Yesterday we visited a local farmer’s market (yes, we’re lucky enough to have more than one nearby) and found new potatoes, peas, onions, apples, cucumbers. Our garden is beginning to produce but while we wait for things to ripen, it’s wonderful to benefit from gardens that started earlier with a greenhouse, cold frame or grow tunnel.
Visiting farmer’s markets is one of the best parts of summer. So much more fun than going to a store, and so many offerings; we buy handmade natural soap from one stall and Amish baked goods from another. (I don’t bake much in the summer; I try to keep the oven off.)
Then we came home and I sat in the gazebo with the kids and taught them to shell peas. They were enthralled, and even the cat came to watch and chase the occasional runaway pea. Shelling peas and snapping beans are great excuses to sit and watch the sights of summer, a chance to relax in between bouts of weeding and picking in the garden.
It’s fun to watch the garden to grow, to see what other gardens are producing, to have fresh flowers in the house as various things come into bloom and stalk the nearby woods for ripe blackberries. Summer is full of timeless pursuits that carry over from generation to generation.
Croquet on the lawn, backyard badminton, stealing a juicy strawberry from the garden, shelling peas to have for dinner with onions and new potatoes roasted on the outdoor grill. Campfires and cookouts. The sound of lawnmowers and the smell of freshly cut grass. Summer is a feast for the senses and many summer pastimes are free or very inexpensive. And watching your kids shell peas for you? Priceless.

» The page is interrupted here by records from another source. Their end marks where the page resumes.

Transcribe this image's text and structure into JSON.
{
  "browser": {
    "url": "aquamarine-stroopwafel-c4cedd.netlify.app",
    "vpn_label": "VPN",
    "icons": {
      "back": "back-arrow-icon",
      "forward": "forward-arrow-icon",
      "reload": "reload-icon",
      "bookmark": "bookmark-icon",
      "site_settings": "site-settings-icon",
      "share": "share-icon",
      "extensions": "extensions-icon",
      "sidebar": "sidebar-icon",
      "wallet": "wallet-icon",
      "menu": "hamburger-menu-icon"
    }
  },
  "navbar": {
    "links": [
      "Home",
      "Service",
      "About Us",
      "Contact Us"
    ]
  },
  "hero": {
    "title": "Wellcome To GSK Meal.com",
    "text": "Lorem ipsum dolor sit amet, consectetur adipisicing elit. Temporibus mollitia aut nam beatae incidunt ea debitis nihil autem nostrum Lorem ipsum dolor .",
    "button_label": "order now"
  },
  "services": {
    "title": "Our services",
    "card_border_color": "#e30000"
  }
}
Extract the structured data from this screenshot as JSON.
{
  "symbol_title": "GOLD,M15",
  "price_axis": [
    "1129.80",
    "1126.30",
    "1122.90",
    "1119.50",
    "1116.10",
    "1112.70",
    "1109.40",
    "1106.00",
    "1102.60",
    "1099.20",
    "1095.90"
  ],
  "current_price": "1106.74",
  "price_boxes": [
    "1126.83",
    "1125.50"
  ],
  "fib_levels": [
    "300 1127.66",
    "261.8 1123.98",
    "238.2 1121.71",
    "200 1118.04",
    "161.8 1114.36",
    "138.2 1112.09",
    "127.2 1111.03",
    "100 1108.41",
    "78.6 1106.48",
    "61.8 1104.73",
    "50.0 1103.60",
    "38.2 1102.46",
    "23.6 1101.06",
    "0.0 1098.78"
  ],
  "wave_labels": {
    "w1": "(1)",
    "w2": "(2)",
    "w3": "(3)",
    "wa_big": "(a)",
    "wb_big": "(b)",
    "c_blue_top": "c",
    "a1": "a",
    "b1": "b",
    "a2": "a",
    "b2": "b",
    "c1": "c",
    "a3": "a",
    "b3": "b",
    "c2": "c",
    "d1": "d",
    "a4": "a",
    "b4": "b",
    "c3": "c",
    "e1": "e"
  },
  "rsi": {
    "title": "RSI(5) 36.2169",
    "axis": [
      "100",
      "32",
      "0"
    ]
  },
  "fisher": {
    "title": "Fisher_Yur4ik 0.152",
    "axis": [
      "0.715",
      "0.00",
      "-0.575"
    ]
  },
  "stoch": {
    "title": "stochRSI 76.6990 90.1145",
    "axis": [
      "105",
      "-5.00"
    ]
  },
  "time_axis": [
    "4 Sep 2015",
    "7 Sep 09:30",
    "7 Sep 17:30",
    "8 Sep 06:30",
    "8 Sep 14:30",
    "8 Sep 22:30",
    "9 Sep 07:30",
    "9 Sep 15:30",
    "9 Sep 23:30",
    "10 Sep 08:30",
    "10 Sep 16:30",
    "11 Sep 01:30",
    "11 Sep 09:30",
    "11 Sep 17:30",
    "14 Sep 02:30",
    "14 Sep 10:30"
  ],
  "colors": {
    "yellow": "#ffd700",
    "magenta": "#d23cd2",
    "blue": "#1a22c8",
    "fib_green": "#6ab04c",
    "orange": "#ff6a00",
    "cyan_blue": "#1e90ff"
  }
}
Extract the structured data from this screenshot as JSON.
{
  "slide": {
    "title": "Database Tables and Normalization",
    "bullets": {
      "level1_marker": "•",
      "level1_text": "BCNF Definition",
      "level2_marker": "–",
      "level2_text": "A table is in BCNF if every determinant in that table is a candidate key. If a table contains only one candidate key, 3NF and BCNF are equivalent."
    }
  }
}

I harvested the first salad from the garden this morning; spinach, mesclun mix and radishes. The greens are washed and draining, the radishes scrubbed and trimmed, ready to slice and toss. The sight and texture and taste of real food, there is nothing like it.
The garden is a shaken fist of rebellion against supermarkets full of fake food. Mushy fruits, tasteless vegetables, rows of cereal boxes that don’t contain any whole grains but have plenty of high fructose corn syrup. If you wonder why America is out of shape, all you have to do is enter a grocery store and try to find real food. You have to go out of your way to shop farmer’s markets, buy direct from local farmers and ranchers, buy organic. The quarter beef we bought from a local rancher has hamburger so lean it doesn’t need draining. You can’t buy that in a store.
In our hunger for real food, we find only cheap substitutes that don’t satisfy. And it spreads from there. Houses built with shoddy construction techniques that look sad after five years, when a well-built home from fifty years ago looks sturdy even under peeling paint. Cheap, badly made furniture that breaks after a couple of years of use. Disposable everything, from cars to pens. It’s all engineered to break so we’ll have to replace it and keep buying more of the same empty consumerism.
How do you get the real thing? You plant a garden. You find local farmers and buy from them. You make and build your own. You find quality manufacturing where you can, and you repair and maintain it. And you turn your back on entertainment that’s the equivalent of high fructose corn syrup with all the same ingredients as every other item next to it on the shelf and seek something you can sink the teeth of your imagination into. Maybe you write it yourself.
I think the worst thing we’ve been sold by the marketers of the world is the idea that we can’t do it ourselves, that we don’t have the time, the tools, or the expertise. But really, it doesn’t take that much time to tend a garden, saw wood and screw wood to build your own bookcase, write a few pages of a novel. All it takes is turning off the TV that’s broadcasting advertising telling us we can’t, and investing those hours in producing and experiencing something real instead.